From the get-go, the plan was for regular routes to use the stations as well. Daly Skogsbakken clarified that regular stops near the stations at Oakton, Touhy and Main would be removed.
The one stop that won’t see any changes is Jefferson Park Transit Center, which recently went through a separate renovation project. Daly Skogsbakken said that Chicago Transit Authority “wanted to have their own design,” so the boarding platform for Route 270 and Pulse Milwaukee isn’t different from other buses. But she said that CTA will include “Pulse branding” on the signage, and she noted that the terminal already has some Pulse-like features — two passengers shelters with heat lamps and real-time arrival displays.
Another major component of Pulse Milwaukee will be the buses. As previously reported by the Chronicle, the vehicles arrived around two years ago. They have been regularly used on several routes, including Route 270, so riders are already familiar with them. But once the Pulse service starts, they will get district purple wrap to help set them apart.
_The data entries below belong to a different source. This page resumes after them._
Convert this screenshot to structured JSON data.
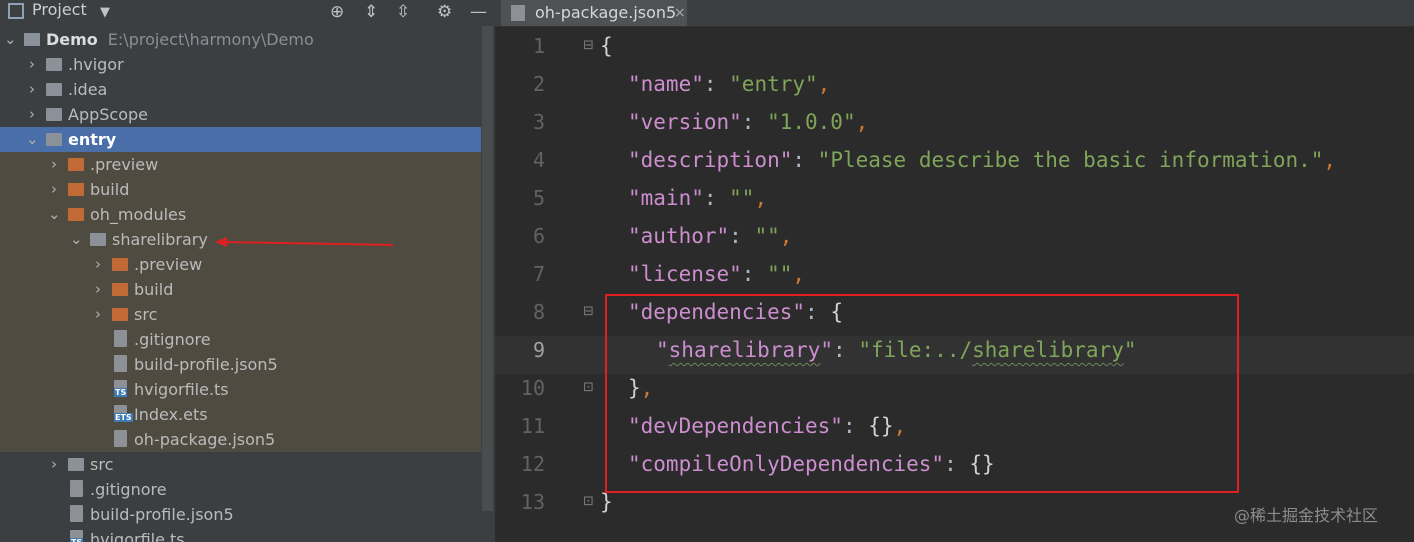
{
  "project_panel": {
    "title": "Project",
    "dropdown": "▼"
  },
  "tree": [
    {
      "label": "Demo",
      "path": "E:\\project\\harmony\\Demo",
      "arrow": "⌄",
      "icon": "folder-module-icon"
    },
    {
      "label": ".hvigor",
      "arrow": "›",
      "icon": "folder-icon"
    },
    {
      "label": ".idea",
      "arrow": "›",
      "icon": "folder-icon"
    },
    {
      "label": "AppScope",
      "arrow": "›",
      "icon": "folder-icon"
    },
    {
      "label": "entry",
      "arrow": "⌄",
      "icon": "folder-module-icon",
      "selected": true
    },
    {
      "label": ".preview",
      "arrow": "›",
      "icon": "folder-orange-icon"
    },
    {
      "label": "build",
      "arrow": "›",
      "icon": "folder-orange-icon"
    },
    {
      "label": "oh_modules",
      "arrow": "⌄",
      "icon": "folder-orange-icon"
    },
    {
      "label": "sharelibrary",
      "arrow": "⌄",
      "icon": "folder-module-icon"
    },
    {
      "label": ".preview",
      "arrow": "›",
      "icon": "folder-orange-icon"
    },
    {
      "label": "build",
      "arrow": "›",
      "icon": "folder-orange-icon"
    },
    {
      "label": "src",
      "arrow": "›",
      "icon": "folder-orange-icon"
    },
    {
      "label": ".gitignore",
      "icon": "file-config-icon"
    },
    {
      "label": "build-profile.json5",
      "icon": "file-config-icon"
    },
    {
      "label": "hvigorfile.ts",
      "icon": "file-ts-icon",
      "badge": "TS"
    },
    {
      "label": "Index.ets",
      "icon": "file-ets-icon",
      "badge": "ETS"
    },
    {
      "label": "oh-package.json5",
      "icon": "file-config-icon"
    },
    {
      "label": "src",
      "arrow": "›",
      "icon": "folder-icon"
    },
    {
      "label": ".gitignore",
      "icon": "file-config-icon"
    },
    {
      "label": "build-profile.json5",
      "icon": "file-config-icon"
    },
    {
      "label": "hvigorfile.ts",
      "icon": "file-ts-icon",
      "badge": "TS"
    }
  ],
  "editor": {
    "tab": {
      "label": "oh-package.json5",
      "close": "×"
    },
    "line_numbers": [
      "1",
      "2",
      "3",
      "4",
      "5",
      "6",
      "7",
      "8",
      "9",
      "10",
      "11",
      "12",
      "13"
    ],
    "lines": [
      "{",
      "\"name\": \"entry\",",
      "\"version\": \"1.0.0\",",
      "\"description\": \"Please describe the basic information.\",",
      "\"main\": \"\",",
      "\"author\": \"\",",
      "\"license\": \"\",",
      "\"dependencies\": {",
      "\"sharelibrary\": \"file:../sharelibrary\"",
      "},",
      "\"devDependencies\": {},",
      "\"compileOnlyDependencies\": {}",
      "}"
    ]
  },
  "watermark": "@稀土掘金技术社区",
  "colors": {
    "selection": "#4a6ea8",
    "annotation": "#e02020",
    "key": "#cc8ecf",
    "string": "#7fa55a"
  }
}
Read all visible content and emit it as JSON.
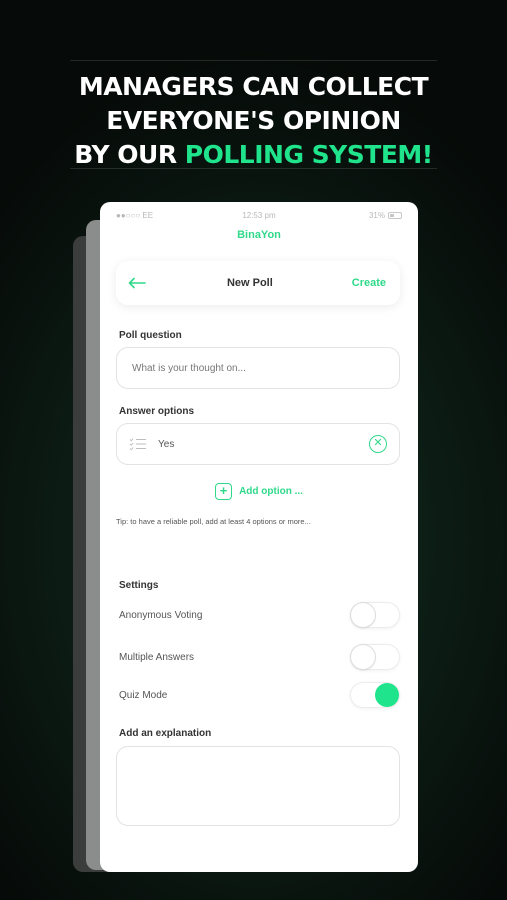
{
  "headline": {
    "line1": "MANAGERS CAN COLLECT",
    "line2": "EVERYONE'S OPINION",
    "line3_prefix": "BY OUR ",
    "line3_accent": "POLLING SYSTEM!"
  },
  "status_bar": {
    "carrier": "●●○○○ EE",
    "time": "12:53 pm",
    "battery": "31%"
  },
  "app": {
    "name": "BinaYon"
  },
  "navbar": {
    "title": "New Poll",
    "action": "Create"
  },
  "poll": {
    "question_label": "Poll question",
    "question_placeholder": "What is your thought on...",
    "options_label": "Answer options",
    "options": [
      {
        "text": "Yes"
      }
    ],
    "add_option_label": "Add option ...",
    "tip": "Tip: to have a reliable poll, add at least 4 options or more..."
  },
  "settings": {
    "heading": "Settings",
    "items": [
      {
        "label": "Anonymous Voting",
        "enabled": false
      },
      {
        "label": "Multiple Answers",
        "enabled": false
      },
      {
        "label": "Quiz Mode",
        "enabled": true
      }
    ]
  },
  "explanation": {
    "label": "Add an explanation",
    "value": ""
  },
  "colors": {
    "accent": "#2fd98a",
    "headline_accent": "#1fe48c"
  }
}
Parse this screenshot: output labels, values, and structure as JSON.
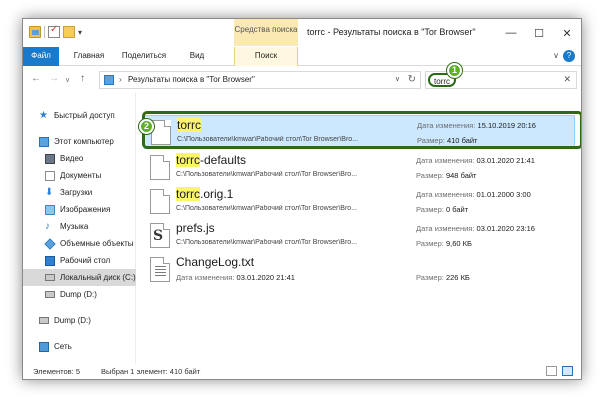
{
  "window": {
    "title": "torrc - Результаты поиска в \"Tor Browser\"",
    "context_group": "Средства поиска",
    "minimize": "—",
    "maximize": "☐",
    "close": "✕"
  },
  "ribbon": {
    "tabs": [
      "Файл",
      "Главная",
      "Поделиться",
      "Вид",
      "Поиск"
    ],
    "expand": "∨",
    "help": "?"
  },
  "address": {
    "back": "←",
    "forward": "→",
    "history": "∨",
    "up": "↑",
    "separator": "›",
    "path": "Результаты поиска в \"Tor Browser\"",
    "dropdown": "∨",
    "refresh": "↻"
  },
  "search": {
    "query": "torrc",
    "clear": "✕"
  },
  "sidebar": {
    "items": [
      {
        "label": "Быстрый доступ",
        "icon": "star-icon"
      },
      {
        "label": "Этот компьютер",
        "icon": "computer-icon"
      },
      {
        "label": "Видео",
        "icon": "video-icon"
      },
      {
        "label": "Документы",
        "icon": "documents-icon"
      },
      {
        "label": "Загрузки",
        "icon": "downloads-icon"
      },
      {
        "label": "Изображения",
        "icon": "pictures-icon"
      },
      {
        "label": "Музыка",
        "icon": "music-icon"
      },
      {
        "label": "Объемные объекты",
        "icon": "3d-objects-icon"
      },
      {
        "label": "Рабочий стол",
        "icon": "desktop-icon"
      },
      {
        "label": "Локальный диск (C:)",
        "icon": "drive-icon"
      },
      {
        "label": "Dump (D:)",
        "icon": "drive-icon"
      },
      {
        "label": "Dump (D:)",
        "icon": "drive-icon"
      },
      {
        "label": "Сеть",
        "icon": "network-icon"
      }
    ]
  },
  "files": [
    {
      "hit": "torrc",
      "rest": "",
      "path": "C:\\Пользователи\\kmwar\\Рабочий стол\\Tor Browser\\Bro...",
      "date_label": "Дата изменения:",
      "date": "15.10.2019 20:16",
      "size_label": "Размер:",
      "size": "410 байт",
      "icon": "file-icon"
    },
    {
      "hit": "torrc",
      "rest": "-defaults",
      "path": "C:\\Пользователи\\kmwar\\Рабочий стол\\Tor Browser\\Bro...",
      "date_label": "Дата изменения:",
      "date": "03.01.2020 21:41",
      "size_label": "Размер:",
      "size": "948 байт",
      "icon": "file-icon"
    },
    {
      "hit": "torrc",
      "rest": ".orig.1",
      "path": "C:\\Пользователи\\kmwar\\Рабочий стол\\Tor Browser\\Bro...",
      "date_label": "Дата изменения:",
      "date": "01.01.2000 3:00",
      "size_label": "Размер:",
      "size": "0 байт",
      "icon": "file-icon"
    },
    {
      "hit": "",
      "rest": "prefs.js",
      "path": "C:\\Пользователи\\kmwar\\Рабочий стол\\Tor Browser\\Bro...",
      "date_label": "Дата изменения:",
      "date": "03.01.2020 23:16",
      "size_label": "Размер:",
      "size": "9,60 КБ",
      "icon": "js-file-icon"
    },
    {
      "hit": "",
      "rest": "ChangeLog.txt",
      "date_label": "Дата изменения:",
      "date": "03.01.2020 21:41",
      "size_label": "Размер:",
      "size": "226 КБ",
      "icon": "text-file-icon"
    }
  ],
  "callouts": {
    "one": "1",
    "two": "2"
  },
  "status": {
    "count": "Элементов: 5",
    "selection": "Выбран 1 элемент: 410 байт"
  },
  "colors": {
    "accent": "#1979ca",
    "selection": "#cce8ff",
    "callout": "#5fae2c",
    "callout_border": "#2e6b17",
    "hit_highlight": "#fbf56b"
  }
}
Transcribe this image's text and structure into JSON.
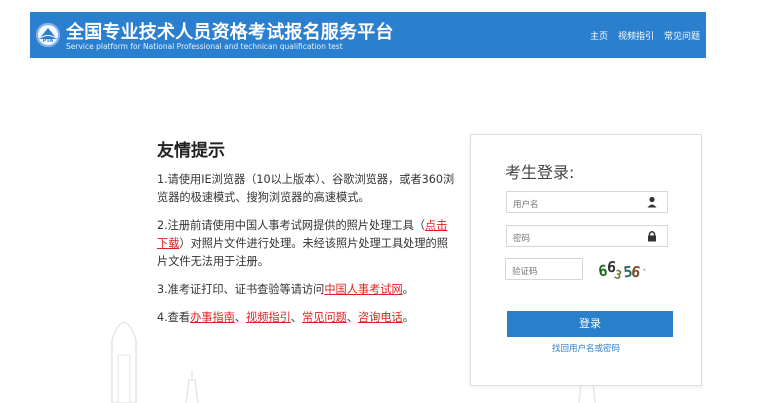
{
  "header": {
    "title_cn": "全国专业技术人员资格考试报名服务平台",
    "title_en": "Service platform for National Professional and technican qualification test",
    "logo_text": "PTA",
    "nav": [
      "主页",
      "视频指引",
      "常见问题"
    ],
    "background": "#2b7fcf"
  },
  "tips": {
    "title": "友情提示",
    "items": [
      {
        "before": "1.请使用IE浏览器（10以上版本）、谷歌浏览器，或者360浏览器的极速模式、搜狗浏览器的高速模式。"
      },
      {
        "before": "2.注册前请使用中国人事考试网提供的照片处理工具（",
        "link": "点击下载",
        "after": "）对照片文件进行处理。未经该照片处理工具处理的照片文件无法用于注册。"
      },
      {
        "before": "3.准考证打印、证书查验等请访问",
        "link": "中国人事考试网",
        "after": "。"
      },
      {
        "before": "4.查看",
        "links": [
          "办事指南",
          "视频指引",
          "常见问题",
          "咨询电话"
        ],
        "sep": "、",
        "after": "。"
      }
    ],
    "link_color": "#e02020"
  },
  "login": {
    "title": "考生登录:",
    "username_placeholder": "用户名",
    "username_icon": "user-icon",
    "password_placeholder": "密码",
    "password_icon": "lock-icon",
    "captcha_placeholder": "验证码",
    "captcha_text": "66356",
    "submit_label": "登录",
    "forgot_label": "找回用户名或密码",
    "accent": "#2a7fcb"
  }
}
In addition to on-board Wi-Fi, which, as previously reported by the Chronicle, has become a standard feature on most Pace routes, the buses come with UBS-based chargers located under the seats and interior TV displays that will be used to show information and, eventually, advertising.
The buses will benefit from Transit Signal Priority. As Donahue explained, it will work with traffic lights’ computers, signaling it to either delay or speed up the traffic light change. He noted that it wouldn’t necessarily kick in all the time, since the programs that run the traffic lights would consider other factors, such as traffic jams
Daly Skogsbakken noted that, while all Niles Pulse Milwaukee stations will be ready to go, the Chicago stations won’t be ready until November, which, she said, will affect travel times.
Pulse Milwaukee would have similar service frequencies as current Route 270 during rush hour, but it will run once every 15 minutes midday and once every 15-20 minutes in the evenings. On Saturdays, the frequency would increase to an average of once every 15-20 minutes, while on Sundays, it would increase from 20-30 minutes to 15-20 minutes. On both weekdays and weekends, the buses will start running half an hour earlier and stop running by 12:21 a.m. And as Donahue noted, travel times will drop from around 30 minutes to 21-23 minutes.
Pace always intended to keep Route 270, albeit on a reduced schedule, with most buses running to and from Glenbrook Hospital. The route will now run once an hour, which does mean that rush hour service north of Golf Mill will be reduced.
Under the current schedule, the last Jefferson Park-Glenbrook trips end at 7:30-8 p.m., while the new schedule will end by 10 p.m. But the trade-off is that several early morning trips in either direction will be cut. Meanwhile, on Saturdays, the morning schedule will stay similar, but buses won’t go past Golf Mill after 6 p.m., ending Jefferson Park-Glenbrook trips one hour earlier.
Donahue argued that, overall, the new Pulse Milwaukee and Route 270 schedules will help attract more riders.
“For Pulse, when we can’t compete with Ubers, Lyfts, people won’t ride [our buses],”
he said. “We believe that ridership is going to grow about 25 percent.”
Daly Skogsbakken said that Pace is doing an extensive outreach. The transit agency’s employees will be on hand to direct riders and hand out new schedules and brochures.
Pace currently expects to launch the next Pulse line — the Pulse Dempster line — in early 2022.